» **What you need to do**
Write each of the records out again exactly.

===

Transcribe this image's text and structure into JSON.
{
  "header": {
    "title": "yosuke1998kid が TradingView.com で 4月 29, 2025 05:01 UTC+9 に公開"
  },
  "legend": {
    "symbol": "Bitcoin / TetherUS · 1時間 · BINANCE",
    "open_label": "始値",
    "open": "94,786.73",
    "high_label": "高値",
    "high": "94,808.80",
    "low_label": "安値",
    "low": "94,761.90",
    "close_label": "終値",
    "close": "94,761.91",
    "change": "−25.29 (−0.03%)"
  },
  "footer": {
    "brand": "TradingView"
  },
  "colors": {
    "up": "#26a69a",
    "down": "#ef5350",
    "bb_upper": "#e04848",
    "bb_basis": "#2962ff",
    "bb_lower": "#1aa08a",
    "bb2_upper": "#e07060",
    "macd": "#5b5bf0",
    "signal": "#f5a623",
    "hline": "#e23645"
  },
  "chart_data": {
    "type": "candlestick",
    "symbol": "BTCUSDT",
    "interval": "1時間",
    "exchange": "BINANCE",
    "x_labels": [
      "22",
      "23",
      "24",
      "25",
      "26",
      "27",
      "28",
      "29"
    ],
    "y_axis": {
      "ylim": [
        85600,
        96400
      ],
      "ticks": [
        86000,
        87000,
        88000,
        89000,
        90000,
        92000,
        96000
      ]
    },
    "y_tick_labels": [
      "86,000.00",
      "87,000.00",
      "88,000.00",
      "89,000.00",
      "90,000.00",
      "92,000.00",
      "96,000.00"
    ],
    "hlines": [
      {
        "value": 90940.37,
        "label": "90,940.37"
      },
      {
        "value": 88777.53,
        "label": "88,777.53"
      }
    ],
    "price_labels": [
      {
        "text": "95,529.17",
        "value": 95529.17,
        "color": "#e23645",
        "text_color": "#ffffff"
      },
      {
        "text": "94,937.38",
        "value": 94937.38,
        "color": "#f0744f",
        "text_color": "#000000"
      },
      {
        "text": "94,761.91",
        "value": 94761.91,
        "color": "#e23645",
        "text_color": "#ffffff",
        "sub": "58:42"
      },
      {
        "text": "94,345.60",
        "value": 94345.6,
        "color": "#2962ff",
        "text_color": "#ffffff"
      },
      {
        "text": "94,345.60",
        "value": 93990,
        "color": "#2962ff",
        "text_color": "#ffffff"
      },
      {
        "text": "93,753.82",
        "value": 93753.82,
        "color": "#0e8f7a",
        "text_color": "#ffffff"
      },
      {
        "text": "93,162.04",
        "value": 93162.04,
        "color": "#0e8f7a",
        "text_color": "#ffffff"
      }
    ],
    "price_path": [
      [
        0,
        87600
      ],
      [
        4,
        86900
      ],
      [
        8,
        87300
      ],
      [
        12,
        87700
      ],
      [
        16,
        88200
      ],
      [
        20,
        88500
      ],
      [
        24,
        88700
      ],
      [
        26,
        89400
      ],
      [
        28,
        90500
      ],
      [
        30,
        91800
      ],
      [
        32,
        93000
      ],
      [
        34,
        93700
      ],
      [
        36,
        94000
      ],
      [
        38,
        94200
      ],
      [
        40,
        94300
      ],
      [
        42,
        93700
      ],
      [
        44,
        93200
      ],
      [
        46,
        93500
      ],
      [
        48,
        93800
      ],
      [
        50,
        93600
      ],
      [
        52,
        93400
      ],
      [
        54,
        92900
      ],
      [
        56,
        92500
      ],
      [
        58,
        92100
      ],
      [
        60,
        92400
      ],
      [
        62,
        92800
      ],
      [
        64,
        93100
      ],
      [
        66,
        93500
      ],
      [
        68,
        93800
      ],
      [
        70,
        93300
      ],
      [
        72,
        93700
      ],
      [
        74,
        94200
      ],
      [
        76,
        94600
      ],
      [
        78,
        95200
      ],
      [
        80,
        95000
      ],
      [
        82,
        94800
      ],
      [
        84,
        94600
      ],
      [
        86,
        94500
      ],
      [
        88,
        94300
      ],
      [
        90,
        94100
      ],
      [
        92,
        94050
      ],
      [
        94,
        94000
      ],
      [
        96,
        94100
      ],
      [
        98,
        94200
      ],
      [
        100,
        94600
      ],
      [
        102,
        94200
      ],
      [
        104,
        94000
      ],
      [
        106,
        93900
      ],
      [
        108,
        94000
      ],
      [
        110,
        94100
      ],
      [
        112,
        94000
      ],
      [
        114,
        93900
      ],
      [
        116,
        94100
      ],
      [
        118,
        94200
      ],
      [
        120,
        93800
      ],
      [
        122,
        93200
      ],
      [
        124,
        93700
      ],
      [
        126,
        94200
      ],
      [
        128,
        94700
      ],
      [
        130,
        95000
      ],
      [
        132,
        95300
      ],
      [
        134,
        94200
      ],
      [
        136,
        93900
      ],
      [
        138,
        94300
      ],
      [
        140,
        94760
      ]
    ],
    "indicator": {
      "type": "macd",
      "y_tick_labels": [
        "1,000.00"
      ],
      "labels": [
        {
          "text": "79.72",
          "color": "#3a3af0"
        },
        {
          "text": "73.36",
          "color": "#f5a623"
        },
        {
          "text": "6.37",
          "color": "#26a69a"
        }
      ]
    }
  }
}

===

» **Exercise response**
Transcribe this image's text and structure into JSON.
{
  "header": {
    "title": "yosuke1998kid が TradingView.com で 4月 29, 2025 05:01 UTC+9 に公開"
  },
  "legend": {
    "symbol": "Bitcoin / TetherUS · 1時間 · BINANCE",
    "open_label": "始値",
    "open": "94,786.73",
    "high_label": "高値",
    "high": "94,808.80",
    "low_label": "安値",
    "low": "94,761.90",
    "close_label": "終値",
    "close": "94,761.91",
    "change": "−25.29 (−0.03%)"
  },
  "footer": {
    "brand": "TradingView"
  },
  "colors": {
    "up": "#26a69a",
    "down": "#ef5350",
    "bb_upper": "#e04848",
    "bb_basis": "#2962ff",
    "bb_lower": "#1aa08a",
    "bb2_upper": "#e07060",
    "macd": "#5b5bf0",
    "signal": "#f5a623",
    "hline": "#e23645"
  },
  "chart_data": {
    "type": "candlestick",
    "symbol": "BTCUSDT",
    "interval": "1時間",
    "exchange": "BINANCE",
    "x_labels": [
      "22",
      "23",
      "24",
      "25",
      "26",
      "27",
      "28",
      "29"
    ],
    "y_axis": {
      "ylim": [
        85600,
        96400
      ],
      "ticks": [
        86000,
        87000,
        88000,
        89000,
        90000,
        92000,
        96000
      ]
    },
    "y_tick_labels": [
      "86,000.00",
      "87,000.00",
      "88,000.00",
      "89,000.00",
      "90,000.00",
      "92,000.00",
      "96,000.00"
    ],
    "hlines": [
      {
        "value": 90940.37,
        "label": "90,940.37"
      },
      {
        "value": 88777.53,
        "label": "88,777.53"
      }
    ],
    "price_labels": [
      {
        "text": "95,529.17",
        "value": 95529.17,
        "color": "#e23645",
        "text_color": "#ffffff"
      },
      {
        "text": "94,937.38",
        "value": 94937.38,
        "color": "#f0744f",
        "text_color": "#000000"
      },
      {
        "text": "94,761.91",
        "value": 94761.91,
        "color": "#e23645",
        "text_color": "#ffffff",
        "sub": "58:42"
      },
      {
        "text": "94,345.60",
        "value": 94345.6,
        "color": "#2962ff",
        "text_color": "#ffffff"
      },
      {
        "text": "94,345.60",
        "value": 93990,
        "color": "#2962ff",
        "text_color": "#ffffff"
      },
      {
        "text": "93,753.82",
        "value": 93753.82,
        "color": "#0e8f7a",
        "text_color": "#ffffff"
      },
      {
        "text": "93,162.04",
        "value": 93162.04,
        "color": "#0e8f7a",
        "text_color": "#ffffff"
      }
    ],
    "price_path": [
      [
        0,
        87600
      ],
      [
        4,
        86900
      ],
      [
        8,
        87300
      ],
      [
        12,
        87700
      ],
      [
        16,
        88200
      ],
      [
        20,
        88500
      ],
      [
        24,
        88700
      ],
      [
        26,
        89400
      ],
      [
        28,
        90500
      ],
      [
        30,
        91800
      ],
      [
        32,
        93000
      ],
      [
        34,
        93700
      ],
      [
        36,
        94000
      ],
      [
        38,
        94200
      ],
      [
        40,
        94300
      ],
      [
        42,
        93700
      ],
      [
        44,
        93200
      ],
      [
        46,
        93500
      ],
      [
        48,
        93800
      ],
      [
        50,
        93600
      ],
      [
        52,
        93400
      ],
      [
        54,
        92900
      ],
      [
        56,
        92500
      ],
      [
        58,
        92100
      ],
      [
        60,
        92400
      ],
      [
        62,
        92800
      ],
      [
        64,
        93100
      ],
      [
        66,
        93500
      ],
      [
        68,
        93800
      ],
      [
        70,
        93300
      ],
      [
        72,
        93700
      ],
      [
        74,
        94200
      ],
      [
        76,
        94600
      ],
      [
        78,
        95200
      ],
      [
        80,
        95000
      ],
      [
        82,
        94800
      ],
      [
        84,
        94600
      ],
      [
        86,
        94500
      ],
      [
        88,
        94300
      ],
      [
        90,
        94100
      ],
      [
        92,
        94050
      ],
      [
        94,
        94000
      ],
      [
        96,
        94100
      ],
      [
        98,
        94200
      ],
      [
        100,
        94600
      ],
      [
        102,
        94200
      ],
      [
        104,
        94000
      ],
      [
        106,
        93900
      ],
      [
        108,
        94000
      ],
      [
        110,
        94100
      ],
      [
        112,
        94000
      ],
      [
        114,
        93900
      ],
      [
        116,
        94100
      ],
      [
        118,
        94200
      ],
      [
        120,
        93800
      ],
      [
        122,
        93200
      ],
      [
        124,
        93700
      ],
      [
        126,
        94200
      ],
      [
        128,
        94700
      ],
      [
        130,
        95000
      ],
      [
        132,
        95300
      ],
      [
        134,
        94200
      ],
      [
        136,
        93900
      ],
      [
        138,
        94300
      ],
      [
        140,
        94760
      ]
    ],
    "indicator": {
      "type": "macd",
      "y_tick_labels": [
        "1,000.00"
      ],
      "labels": [
        {
          "text": "79.72",
          "color": "#3a3af0"
        },
        {
          "text": "73.36",
          "color": "#f5a623"
        },
        {
          "text": "6.37",
          "color": "#26a69a"
        }
      ]
    }
  }
}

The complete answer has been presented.